Fagbayibo identified the second problem as the personality-driven nature of reform efforts. "As shown in the preceding discussion, AU reform efforts have mostly been shaped by personalities," he said. "The third problem is the lack of any serious approach of situating the ideational and processual dimensions of reform efforts with an Afrocentric, decolonial framework."

Bold reforms needed

Concerning the second phase, Fagbayibo argued that the emergence of Paul Kagame, the Rwandan president, as the arrowhead of the AU reform agenda was a result of the lull created by the demise of the above-mentioned former heads of state. "The approach that has been taken by Paul Kagame does not reject the imperative of establishing a union government or the need to quicken the pace of achieving continental supranationalism," he said. "However, it prioritises the importance of achieving bold reforms in phases by carefully navigating the fraught intergovernmental and supranational dynamics of the AU."

Quoting Thomas Sankara, Fagbayibo said that the peoples of Africa are increasingly hard to please today. "Because they are," he said, "they are saying no to meetings and conferences whose function is to adopt resolutions that are never acted on, or whose function is to not adopt long-awaited resolutions that could be acted on."

Lauding a dedicated scholar

In responding to the lecture, University of Pretoria Prof Frans Viljoen congratulated Fagbayibo. "I count myself fortunate to have walked the road with Prof Fagbayibo since the early days, around 2006," he said. "He is a gifted, enthusiastic and dedicated African scholar."

Viljoen said that Fagbayibo’s academic writing is not scholarship for scholarship’s sake. "It serves as a bridge between the elite drivers and the remote discourse of integration, and those at the receiving end, the people of Africa," he concluded. "It aims to improve the Africa in which we all find ourselves. His work represents the academic excellence with a purpose."

Reflections on an outstanding career

Following the lecture, we spoke to Prof Fagbayibo on a more personal level. Asked what influences his research interests, he had this to say: "My interests are informed by the desire I have for Africa’s unity, especially investigating how this translates to the inclusive development and enhanced relevance of Africa on the global stage."

Fagbayibo said that his areas of research include critical approaches to international law, regional integration in Africa, African politics  and public policy. To date, he has supervised three doctoral students to completion and many master’s students, and is currently supervising several master’s and doctoral students.

"Supervision is a rewarding experience as one gets to see the research growth of students and learn from them," said Fagbayibo. "I chose the teaching profession because of a zeal and curiosity to learn and know more. Few careers afford one the opportunity to see multidimensionally and interact with so many people at the same time. From a very young age, I have admired how professors engage in the articulation of ideas about society, a factor that inspired me in no small measure."
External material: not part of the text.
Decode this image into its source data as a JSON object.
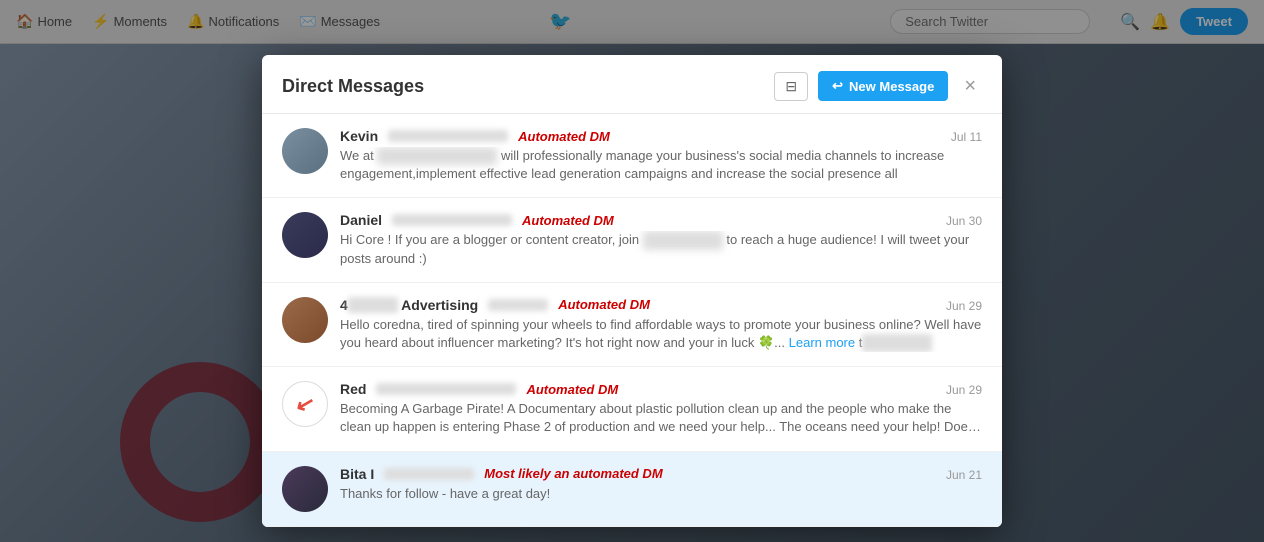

* By Ngwako Mokgotho, Communications and Marketing Specialist, College of Law

Publish date: 2021/07/18